Friday, August 2, 2013

And as I continue to learn

This last weekend I celebrated anniversary of my motherhood, or in much simpler words, my son celebrated his 7th b'day. He was excited for this milestone because as per him, he is a big boy now (officially) and (again as per him) he can make his own decisions.

As for me, I am trying to get a handle on the fact that where exactly did time fly?
I mwan, wasn't just yesterday when I had to rush to the hospital in the middle of the day when he just decided to come unannounced and so much before his time?
Of course, those 3 months he spent @ NICU seemed like hell at that time.
There were even more difficult phases as he was growing up
but all in all, as I look back to all these years and specially to the moment when it all changed, I realise this phase of my life has taught me a lot of things.Each relationship is different and unique and so is my bonding with my kids. Being with them, interacting with them, juggling life as a working mom, everything has contributed to those lessons. And today, I just wanted to take a deep breath and jot down these, for my own sake, so that I can remind myself of these at a later stage in life:

a) When you are a mom, the whole world judges you for each and every action: your mother in law, the kids school teacher, your kaam wali bai, your pediatrician, you boss, your friends and the ones we always forget: your kids. Having kids taught me to have a thicker skin and take these judgments with a grain of salt. I don't care about anyone else's judgment and I do not intend to change my ways based on what others think about me. The only judgment I do care about is my kids. I do care and value what they think and how they perceive my actions and behavior.And if I have to change and explain, I will.

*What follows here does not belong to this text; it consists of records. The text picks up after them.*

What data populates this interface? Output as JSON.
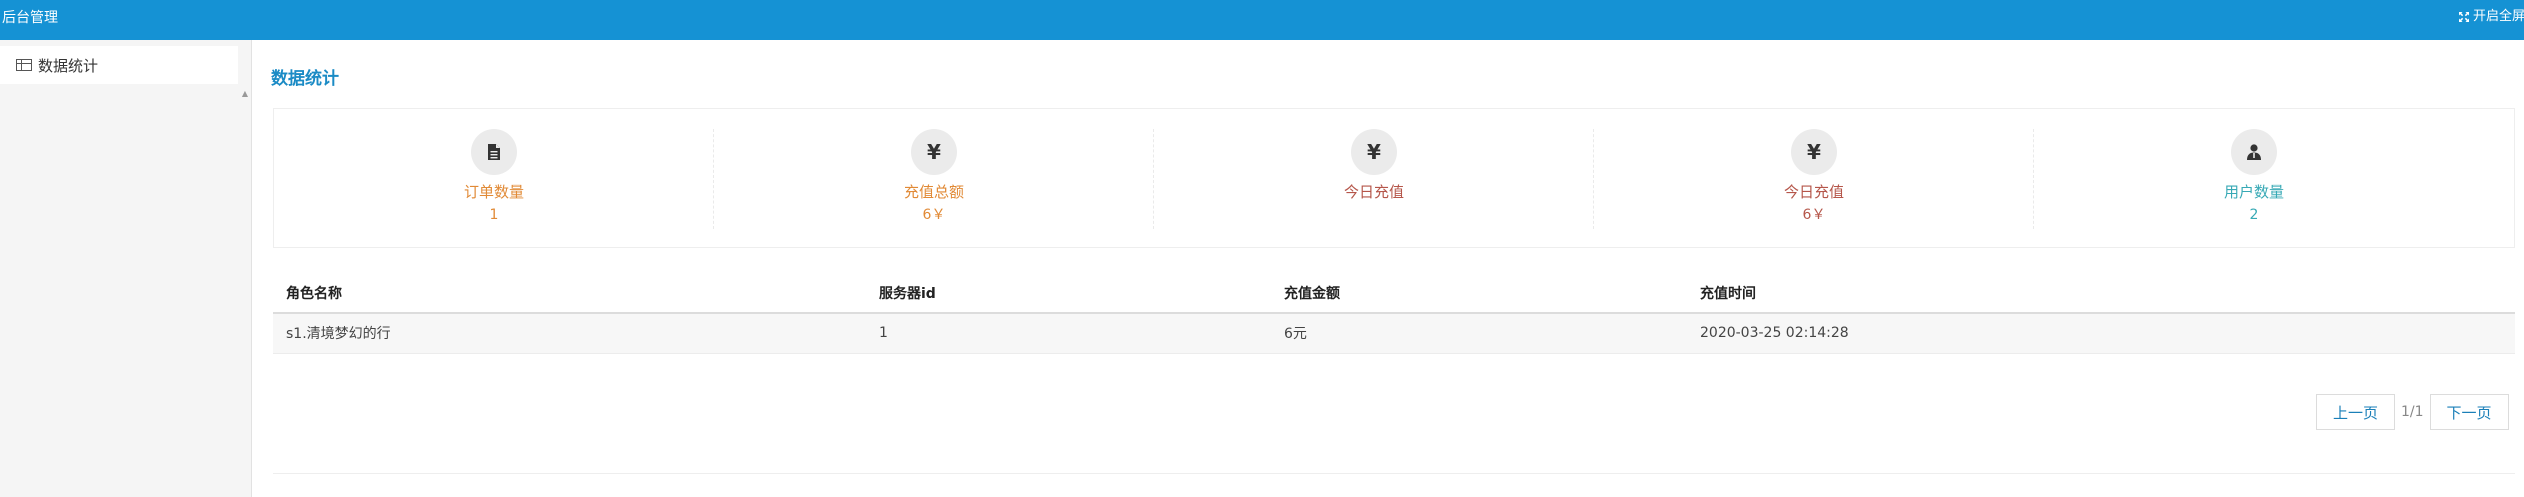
{
  "header": {
    "brand": "后台管理",
    "fullscreen_label": "开启全屏"
  },
  "sidebar": {
    "items": [
      {
        "label": "数据统计"
      }
    ]
  },
  "main": {
    "title": "数据统计",
    "stats": [
      {
        "icon": "document-icon",
        "label": "订单数量",
        "value": "1",
        "color": "#e18a36"
      },
      {
        "icon": "yen-icon",
        "label": "充值总额",
        "value": "6￥",
        "color": "#e18a36"
      },
      {
        "icon": "yen-icon",
        "label": "今日充值",
        "value": "",
        "color": "#b5564a"
      },
      {
        "icon": "yen-icon",
        "label": "今日充值",
        "value": "6￥",
        "color": "#b5564a"
      },
      {
        "icon": "user-icon",
        "label": "用户数量",
        "value": "2",
        "color": "#37a9b5"
      }
    ],
    "table": {
      "columns": [
        "角色名称",
        "服务器id",
        "充值金额",
        "充值时间"
      ],
      "rows": [
        [
          "s1.清境梦幻的行",
          "1",
          "6元",
          "2020-03-25 02:14:28"
        ]
      ]
    },
    "pager": {
      "prev": "上一页",
      "info": "1/1",
      "next": "下一页"
    }
  }
}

b) Patience, patience and Patience: For an impatient person like me, this was the hardest lesson to learn as my son was growing up. Kids take their own time to do things, they like repetition and sometimes their record gets stuck on just one particular things. As a full time working mom, I was always short on time. But then those incidents where son wanted to play "Old McDonald had a farm" in a loop while going to school or the time when it was raining hard and I was trying to get him into his car seat and he wanted to buckle the car seat all by himself or those mornings when all I wanted was to rush through and get to work in time and all he wanted was to button his short by himself, wear his socks and shoes by himself - all these little yet significant things have taught me to just take a deep breath at times and just flow with the moment. Because no matter what, my office is not going to crumble without me reaching there on time on a day or two, I am not going to melt soaking in the rain and Old McDonald actually doesn't sound that bad if you sing along with it. But these moments with my kids,once gone, they are not going to come back.

c) Kids are more resilient and understanding than we take them granted for. So give them credits when it's due: We like to treat them as kids and pamper them but they observe and understand so much and most of the time, they act much more mature than we expect them to. As my son was growing up, as a family, we did face some difficult times at certain points. And being away from the family in a foreign land made it all the more difficult at times. But at such trying times, whether it was the night when I had to drive my husband to ER in the middle of night because of acute stomach pain, or the time when I was dealing with a difficult second pregnancy with my husband working in a different city or the days when I would be upset over something, Aayush handled all those with so much maturity and responsibility that it was difficult for me to even believe that he was just 5 yrs old then. For the entire one year when his dad was away to a different city for his job, he missed him like hell and often broke down. But never did he make it difficult for me. And till date, this 7 year old is my biggest pillar of support at all times and I tell him this quite often.

d) When he is wrong, he needs to know it. And better from me than from somebody else.
I have seen too many cases in my close family itself where parents, specially mothers ignored to correct the mistakes of their own kids. Parenting is not just a chore or a title. It is a responsibility, to shape  and guide a kid as he/she grows up. So, if they make mistakes and I do not tell them, they will never know the difference between right and wrong. And however, unpleasant it may seem to point out the mistake, it is worthwhile to sit and have this conversation early on rather than seeing face the consequences later in life.

e) I am human, I'll lose my temper. I'll shout at them at times and not be at my best behavior also. Early on, I used to feel really really guilty about this and used to beat myself harder on this. But with time, I have learned to a) Try to isolate myself when I see myself getting mad about something b) And if, I still end up losing myself, handle it in a more graceful way.Talk to the kids about what happened and why I reacted in that way and also apologize to them.At the end of the day all that matters is how I finally ended it.

f) Last but not the least, my most effective tools in my toolbox: Lots of hugs and to tell them that I love them a lot.

No comments: